§ **SUPPLIED RECORDS**
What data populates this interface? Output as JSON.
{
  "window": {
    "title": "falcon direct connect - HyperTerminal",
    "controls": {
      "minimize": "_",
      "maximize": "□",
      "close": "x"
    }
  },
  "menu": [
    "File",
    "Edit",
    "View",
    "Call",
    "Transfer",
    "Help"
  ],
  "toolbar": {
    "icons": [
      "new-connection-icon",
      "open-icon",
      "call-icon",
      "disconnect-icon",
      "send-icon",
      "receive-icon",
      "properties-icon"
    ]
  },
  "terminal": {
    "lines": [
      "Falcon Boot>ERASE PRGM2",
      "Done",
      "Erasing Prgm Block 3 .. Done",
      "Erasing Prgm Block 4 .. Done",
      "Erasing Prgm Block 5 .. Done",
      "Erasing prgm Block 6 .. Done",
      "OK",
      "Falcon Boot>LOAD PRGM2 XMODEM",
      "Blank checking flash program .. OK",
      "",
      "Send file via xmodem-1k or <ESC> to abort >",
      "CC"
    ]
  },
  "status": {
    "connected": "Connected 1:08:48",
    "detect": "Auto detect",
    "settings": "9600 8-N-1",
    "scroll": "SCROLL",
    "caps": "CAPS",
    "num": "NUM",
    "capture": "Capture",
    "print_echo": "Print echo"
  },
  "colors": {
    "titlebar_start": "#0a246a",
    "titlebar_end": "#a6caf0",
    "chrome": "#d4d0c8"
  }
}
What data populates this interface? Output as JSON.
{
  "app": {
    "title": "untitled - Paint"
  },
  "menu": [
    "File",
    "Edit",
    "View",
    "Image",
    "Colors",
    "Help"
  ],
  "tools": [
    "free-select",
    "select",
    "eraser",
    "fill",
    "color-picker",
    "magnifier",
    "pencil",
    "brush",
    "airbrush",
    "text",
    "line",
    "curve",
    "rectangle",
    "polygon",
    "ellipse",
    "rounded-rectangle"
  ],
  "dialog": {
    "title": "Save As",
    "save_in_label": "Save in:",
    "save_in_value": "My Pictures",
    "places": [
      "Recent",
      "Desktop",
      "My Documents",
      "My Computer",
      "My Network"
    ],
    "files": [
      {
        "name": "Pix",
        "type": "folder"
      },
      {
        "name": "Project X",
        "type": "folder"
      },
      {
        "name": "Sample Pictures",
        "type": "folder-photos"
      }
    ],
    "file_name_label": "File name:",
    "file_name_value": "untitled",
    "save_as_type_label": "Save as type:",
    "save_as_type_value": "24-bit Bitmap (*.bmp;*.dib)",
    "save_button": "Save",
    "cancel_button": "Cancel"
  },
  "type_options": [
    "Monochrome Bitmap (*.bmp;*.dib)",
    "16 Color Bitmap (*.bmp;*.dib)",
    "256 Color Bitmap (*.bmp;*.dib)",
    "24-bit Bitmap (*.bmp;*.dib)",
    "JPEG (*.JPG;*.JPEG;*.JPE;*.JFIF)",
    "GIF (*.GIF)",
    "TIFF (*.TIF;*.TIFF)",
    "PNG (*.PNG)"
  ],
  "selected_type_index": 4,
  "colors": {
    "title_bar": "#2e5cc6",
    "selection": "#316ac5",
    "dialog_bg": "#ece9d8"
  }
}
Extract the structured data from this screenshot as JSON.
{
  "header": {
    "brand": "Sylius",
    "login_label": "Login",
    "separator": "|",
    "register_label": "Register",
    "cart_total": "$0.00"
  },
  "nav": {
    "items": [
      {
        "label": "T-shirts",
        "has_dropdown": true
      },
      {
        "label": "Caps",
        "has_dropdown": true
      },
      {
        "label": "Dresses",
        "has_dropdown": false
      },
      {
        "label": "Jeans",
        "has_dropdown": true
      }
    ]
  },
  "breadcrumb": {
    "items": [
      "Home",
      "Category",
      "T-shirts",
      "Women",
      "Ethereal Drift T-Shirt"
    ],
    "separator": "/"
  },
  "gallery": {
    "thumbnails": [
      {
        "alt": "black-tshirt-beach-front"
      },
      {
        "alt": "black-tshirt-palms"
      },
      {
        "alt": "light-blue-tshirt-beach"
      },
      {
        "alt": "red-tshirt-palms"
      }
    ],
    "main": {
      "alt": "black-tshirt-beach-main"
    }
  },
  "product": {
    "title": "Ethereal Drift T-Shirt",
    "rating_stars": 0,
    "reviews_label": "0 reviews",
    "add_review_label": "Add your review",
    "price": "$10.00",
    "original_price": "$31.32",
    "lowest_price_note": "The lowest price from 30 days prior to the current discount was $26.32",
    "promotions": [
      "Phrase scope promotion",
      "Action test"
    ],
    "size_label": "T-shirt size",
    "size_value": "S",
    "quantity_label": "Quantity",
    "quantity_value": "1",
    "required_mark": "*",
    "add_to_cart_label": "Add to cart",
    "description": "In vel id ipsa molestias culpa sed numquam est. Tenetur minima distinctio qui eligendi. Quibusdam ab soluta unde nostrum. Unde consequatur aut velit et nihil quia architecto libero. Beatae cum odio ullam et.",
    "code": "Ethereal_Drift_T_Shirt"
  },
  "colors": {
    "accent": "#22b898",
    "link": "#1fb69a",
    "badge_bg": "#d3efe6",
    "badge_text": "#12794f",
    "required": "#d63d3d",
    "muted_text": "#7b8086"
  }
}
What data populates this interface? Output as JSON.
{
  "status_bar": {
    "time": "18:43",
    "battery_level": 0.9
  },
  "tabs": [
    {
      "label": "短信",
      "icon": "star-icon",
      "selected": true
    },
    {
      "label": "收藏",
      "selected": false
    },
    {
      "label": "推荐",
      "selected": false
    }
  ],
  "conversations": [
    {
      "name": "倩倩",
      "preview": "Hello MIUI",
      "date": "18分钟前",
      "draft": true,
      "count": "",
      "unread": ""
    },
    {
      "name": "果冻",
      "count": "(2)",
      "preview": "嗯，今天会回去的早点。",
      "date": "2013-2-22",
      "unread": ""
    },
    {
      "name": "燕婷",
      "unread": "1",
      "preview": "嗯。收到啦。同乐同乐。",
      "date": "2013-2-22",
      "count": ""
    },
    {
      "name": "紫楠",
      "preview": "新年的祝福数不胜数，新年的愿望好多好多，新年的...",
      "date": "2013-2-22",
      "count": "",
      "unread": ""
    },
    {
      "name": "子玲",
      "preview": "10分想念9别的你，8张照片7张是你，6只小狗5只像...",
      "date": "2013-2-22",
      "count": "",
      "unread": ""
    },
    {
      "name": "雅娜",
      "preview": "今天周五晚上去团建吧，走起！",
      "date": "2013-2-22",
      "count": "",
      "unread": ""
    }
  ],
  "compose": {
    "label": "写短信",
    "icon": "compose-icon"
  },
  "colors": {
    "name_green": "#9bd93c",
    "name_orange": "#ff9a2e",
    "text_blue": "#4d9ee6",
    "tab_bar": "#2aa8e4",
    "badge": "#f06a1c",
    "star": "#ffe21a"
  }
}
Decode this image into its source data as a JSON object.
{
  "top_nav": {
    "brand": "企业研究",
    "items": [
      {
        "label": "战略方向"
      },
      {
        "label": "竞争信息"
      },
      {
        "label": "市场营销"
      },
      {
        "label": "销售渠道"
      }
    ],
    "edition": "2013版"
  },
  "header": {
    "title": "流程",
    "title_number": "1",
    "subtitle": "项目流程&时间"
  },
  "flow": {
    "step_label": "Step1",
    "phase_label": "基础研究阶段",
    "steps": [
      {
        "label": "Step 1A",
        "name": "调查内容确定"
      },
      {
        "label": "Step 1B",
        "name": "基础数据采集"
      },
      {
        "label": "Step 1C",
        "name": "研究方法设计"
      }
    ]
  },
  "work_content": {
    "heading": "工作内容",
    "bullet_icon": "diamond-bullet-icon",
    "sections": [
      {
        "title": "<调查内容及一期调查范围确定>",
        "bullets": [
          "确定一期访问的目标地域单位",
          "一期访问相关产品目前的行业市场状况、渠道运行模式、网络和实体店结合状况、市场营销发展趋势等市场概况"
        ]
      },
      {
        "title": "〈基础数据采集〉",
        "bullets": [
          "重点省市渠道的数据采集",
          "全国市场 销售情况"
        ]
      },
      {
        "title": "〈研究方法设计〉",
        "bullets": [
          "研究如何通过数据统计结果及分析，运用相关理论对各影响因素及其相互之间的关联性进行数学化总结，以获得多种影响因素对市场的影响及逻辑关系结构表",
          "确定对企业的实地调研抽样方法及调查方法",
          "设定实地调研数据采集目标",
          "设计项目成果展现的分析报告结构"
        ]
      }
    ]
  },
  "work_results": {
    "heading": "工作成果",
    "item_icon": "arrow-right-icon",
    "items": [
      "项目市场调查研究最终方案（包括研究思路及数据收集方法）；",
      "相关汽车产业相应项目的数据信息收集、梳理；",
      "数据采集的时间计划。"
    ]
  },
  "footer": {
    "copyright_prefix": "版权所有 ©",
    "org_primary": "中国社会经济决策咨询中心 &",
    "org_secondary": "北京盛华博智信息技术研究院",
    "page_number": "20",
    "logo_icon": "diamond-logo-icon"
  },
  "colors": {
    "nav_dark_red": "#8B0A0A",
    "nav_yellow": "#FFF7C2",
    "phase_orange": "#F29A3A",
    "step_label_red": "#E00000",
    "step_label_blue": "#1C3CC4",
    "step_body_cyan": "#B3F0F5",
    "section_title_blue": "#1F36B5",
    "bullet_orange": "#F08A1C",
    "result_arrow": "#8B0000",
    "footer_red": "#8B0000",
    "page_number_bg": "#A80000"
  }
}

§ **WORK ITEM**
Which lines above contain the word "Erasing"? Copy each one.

§ **RESPONSE TO THE TASK**
      "Erasing Prgm Block 3 .. Done",
      "Erasing Prgm Block 4 .. Done",
      "Erasing Prgm Block 5 .. Done",
      "Erasing prgm Block 6 .. Done",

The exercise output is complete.